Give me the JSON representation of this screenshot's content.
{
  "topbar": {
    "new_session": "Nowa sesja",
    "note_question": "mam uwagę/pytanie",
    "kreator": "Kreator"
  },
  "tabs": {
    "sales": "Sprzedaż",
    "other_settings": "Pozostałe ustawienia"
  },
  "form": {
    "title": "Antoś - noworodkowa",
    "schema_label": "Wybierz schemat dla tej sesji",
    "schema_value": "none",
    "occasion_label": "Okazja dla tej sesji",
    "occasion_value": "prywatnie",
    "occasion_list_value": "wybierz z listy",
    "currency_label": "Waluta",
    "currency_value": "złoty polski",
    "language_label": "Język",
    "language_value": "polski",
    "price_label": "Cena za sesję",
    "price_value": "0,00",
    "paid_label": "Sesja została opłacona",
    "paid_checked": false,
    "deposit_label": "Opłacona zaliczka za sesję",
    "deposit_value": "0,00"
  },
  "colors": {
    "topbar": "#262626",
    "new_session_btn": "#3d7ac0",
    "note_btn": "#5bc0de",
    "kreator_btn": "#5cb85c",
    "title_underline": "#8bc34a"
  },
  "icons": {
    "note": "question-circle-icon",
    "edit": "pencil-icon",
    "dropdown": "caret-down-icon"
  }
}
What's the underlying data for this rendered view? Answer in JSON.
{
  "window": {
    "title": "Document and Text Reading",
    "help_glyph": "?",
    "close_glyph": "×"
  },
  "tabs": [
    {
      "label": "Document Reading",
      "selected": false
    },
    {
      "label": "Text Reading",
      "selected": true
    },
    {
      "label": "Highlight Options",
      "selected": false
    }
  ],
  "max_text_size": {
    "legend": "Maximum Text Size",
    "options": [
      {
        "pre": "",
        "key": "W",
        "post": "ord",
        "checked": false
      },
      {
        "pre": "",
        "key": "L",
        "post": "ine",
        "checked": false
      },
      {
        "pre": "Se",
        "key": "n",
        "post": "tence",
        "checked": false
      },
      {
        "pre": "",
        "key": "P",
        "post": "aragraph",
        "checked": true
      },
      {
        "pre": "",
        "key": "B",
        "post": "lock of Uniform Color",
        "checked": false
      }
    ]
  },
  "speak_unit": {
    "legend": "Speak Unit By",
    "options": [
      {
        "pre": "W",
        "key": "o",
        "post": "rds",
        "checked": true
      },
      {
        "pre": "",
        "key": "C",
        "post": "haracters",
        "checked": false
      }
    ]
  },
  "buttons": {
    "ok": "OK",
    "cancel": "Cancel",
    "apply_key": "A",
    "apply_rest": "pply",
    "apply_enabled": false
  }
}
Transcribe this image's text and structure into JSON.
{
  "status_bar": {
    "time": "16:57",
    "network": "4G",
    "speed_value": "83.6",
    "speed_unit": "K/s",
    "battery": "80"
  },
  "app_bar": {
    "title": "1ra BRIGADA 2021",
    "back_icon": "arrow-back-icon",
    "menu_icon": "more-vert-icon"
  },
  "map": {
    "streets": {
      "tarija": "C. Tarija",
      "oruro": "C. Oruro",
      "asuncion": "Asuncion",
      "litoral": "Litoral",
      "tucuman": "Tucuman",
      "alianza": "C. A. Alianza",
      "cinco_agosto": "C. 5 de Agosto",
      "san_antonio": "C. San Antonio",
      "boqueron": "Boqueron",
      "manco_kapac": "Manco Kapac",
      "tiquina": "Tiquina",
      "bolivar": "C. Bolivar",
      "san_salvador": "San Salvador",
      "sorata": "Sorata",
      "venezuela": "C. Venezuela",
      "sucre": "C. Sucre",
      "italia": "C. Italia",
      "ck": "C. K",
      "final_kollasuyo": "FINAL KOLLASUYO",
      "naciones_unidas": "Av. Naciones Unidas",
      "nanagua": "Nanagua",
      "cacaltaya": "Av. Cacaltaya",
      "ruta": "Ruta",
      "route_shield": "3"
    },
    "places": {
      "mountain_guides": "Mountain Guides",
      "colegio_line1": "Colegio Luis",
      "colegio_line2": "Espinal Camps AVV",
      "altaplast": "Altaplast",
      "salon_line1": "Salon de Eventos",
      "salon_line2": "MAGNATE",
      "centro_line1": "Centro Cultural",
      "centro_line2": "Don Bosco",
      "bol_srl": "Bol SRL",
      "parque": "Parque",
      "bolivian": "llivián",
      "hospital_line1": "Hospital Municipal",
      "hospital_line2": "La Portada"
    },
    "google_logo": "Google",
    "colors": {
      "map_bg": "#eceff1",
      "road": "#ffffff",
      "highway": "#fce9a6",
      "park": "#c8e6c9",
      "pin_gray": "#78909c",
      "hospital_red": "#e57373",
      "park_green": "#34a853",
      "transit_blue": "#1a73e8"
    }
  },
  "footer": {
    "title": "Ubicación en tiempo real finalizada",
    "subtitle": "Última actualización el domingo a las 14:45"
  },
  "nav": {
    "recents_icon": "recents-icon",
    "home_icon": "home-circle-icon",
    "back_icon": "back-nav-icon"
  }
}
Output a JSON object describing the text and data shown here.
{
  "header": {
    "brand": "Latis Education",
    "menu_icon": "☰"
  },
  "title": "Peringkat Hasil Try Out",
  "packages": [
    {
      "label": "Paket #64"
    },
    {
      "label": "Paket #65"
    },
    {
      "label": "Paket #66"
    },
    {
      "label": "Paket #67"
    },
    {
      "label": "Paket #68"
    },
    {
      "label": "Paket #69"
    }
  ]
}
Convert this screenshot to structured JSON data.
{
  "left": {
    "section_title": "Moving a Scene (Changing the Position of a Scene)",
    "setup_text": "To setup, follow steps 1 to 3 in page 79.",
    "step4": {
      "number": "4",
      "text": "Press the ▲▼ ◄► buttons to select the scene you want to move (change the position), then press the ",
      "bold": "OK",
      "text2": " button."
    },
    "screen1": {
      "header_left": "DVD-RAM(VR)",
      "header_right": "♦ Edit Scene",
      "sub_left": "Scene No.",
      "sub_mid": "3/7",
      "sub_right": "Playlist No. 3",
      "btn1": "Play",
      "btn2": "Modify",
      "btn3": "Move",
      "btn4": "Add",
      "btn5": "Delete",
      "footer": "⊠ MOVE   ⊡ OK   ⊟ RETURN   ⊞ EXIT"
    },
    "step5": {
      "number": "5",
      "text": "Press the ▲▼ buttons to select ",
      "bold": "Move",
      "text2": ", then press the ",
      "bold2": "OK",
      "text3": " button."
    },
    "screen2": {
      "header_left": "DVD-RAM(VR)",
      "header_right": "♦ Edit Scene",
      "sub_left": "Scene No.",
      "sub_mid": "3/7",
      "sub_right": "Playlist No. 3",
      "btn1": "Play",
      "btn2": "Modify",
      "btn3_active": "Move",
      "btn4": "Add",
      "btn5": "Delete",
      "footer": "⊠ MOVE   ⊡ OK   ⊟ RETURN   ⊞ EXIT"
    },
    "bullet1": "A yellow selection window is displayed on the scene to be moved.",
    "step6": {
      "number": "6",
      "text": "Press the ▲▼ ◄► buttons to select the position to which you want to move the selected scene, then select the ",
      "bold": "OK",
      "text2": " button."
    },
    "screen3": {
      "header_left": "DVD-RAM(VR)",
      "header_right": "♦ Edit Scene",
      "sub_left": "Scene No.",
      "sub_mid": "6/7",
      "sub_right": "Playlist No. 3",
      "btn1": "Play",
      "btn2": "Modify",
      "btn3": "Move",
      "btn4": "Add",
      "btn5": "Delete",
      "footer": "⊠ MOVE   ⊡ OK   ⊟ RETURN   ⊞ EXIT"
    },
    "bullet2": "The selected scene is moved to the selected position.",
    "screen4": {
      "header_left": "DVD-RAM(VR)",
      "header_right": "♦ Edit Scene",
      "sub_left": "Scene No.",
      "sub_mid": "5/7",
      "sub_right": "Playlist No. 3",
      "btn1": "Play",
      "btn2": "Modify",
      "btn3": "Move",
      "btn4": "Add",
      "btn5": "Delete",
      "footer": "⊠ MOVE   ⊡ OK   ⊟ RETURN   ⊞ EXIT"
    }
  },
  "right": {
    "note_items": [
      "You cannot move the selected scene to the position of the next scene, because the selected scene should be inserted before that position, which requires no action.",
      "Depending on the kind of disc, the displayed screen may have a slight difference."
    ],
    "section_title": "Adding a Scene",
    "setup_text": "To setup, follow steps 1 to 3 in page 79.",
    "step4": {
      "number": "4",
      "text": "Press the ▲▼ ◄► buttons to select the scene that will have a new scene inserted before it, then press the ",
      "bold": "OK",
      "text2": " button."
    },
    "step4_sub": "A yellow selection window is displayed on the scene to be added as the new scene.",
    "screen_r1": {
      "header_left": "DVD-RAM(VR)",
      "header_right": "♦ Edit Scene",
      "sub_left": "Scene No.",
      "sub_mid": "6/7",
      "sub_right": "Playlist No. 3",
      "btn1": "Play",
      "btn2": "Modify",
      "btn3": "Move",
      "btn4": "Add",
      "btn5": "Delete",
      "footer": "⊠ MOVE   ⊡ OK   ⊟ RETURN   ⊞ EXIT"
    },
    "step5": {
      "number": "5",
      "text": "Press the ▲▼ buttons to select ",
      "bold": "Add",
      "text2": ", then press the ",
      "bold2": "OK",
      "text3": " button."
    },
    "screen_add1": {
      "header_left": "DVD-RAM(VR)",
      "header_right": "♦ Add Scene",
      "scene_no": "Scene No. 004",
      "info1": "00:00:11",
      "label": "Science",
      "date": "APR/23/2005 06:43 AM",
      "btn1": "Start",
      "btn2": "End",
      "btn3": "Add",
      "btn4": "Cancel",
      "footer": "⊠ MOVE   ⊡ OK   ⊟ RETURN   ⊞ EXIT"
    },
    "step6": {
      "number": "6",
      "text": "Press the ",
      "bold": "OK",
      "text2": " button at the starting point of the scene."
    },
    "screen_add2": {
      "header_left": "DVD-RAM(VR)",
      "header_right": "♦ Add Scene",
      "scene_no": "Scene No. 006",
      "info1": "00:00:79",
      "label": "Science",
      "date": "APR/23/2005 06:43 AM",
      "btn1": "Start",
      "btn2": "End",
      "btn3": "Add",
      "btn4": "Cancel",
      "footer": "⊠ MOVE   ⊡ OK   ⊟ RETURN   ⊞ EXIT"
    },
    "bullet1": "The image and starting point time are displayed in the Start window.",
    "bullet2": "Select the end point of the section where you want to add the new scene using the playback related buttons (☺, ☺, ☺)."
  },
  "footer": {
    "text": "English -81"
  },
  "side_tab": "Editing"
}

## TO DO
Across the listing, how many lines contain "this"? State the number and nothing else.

## THE COMPLETED TASK
4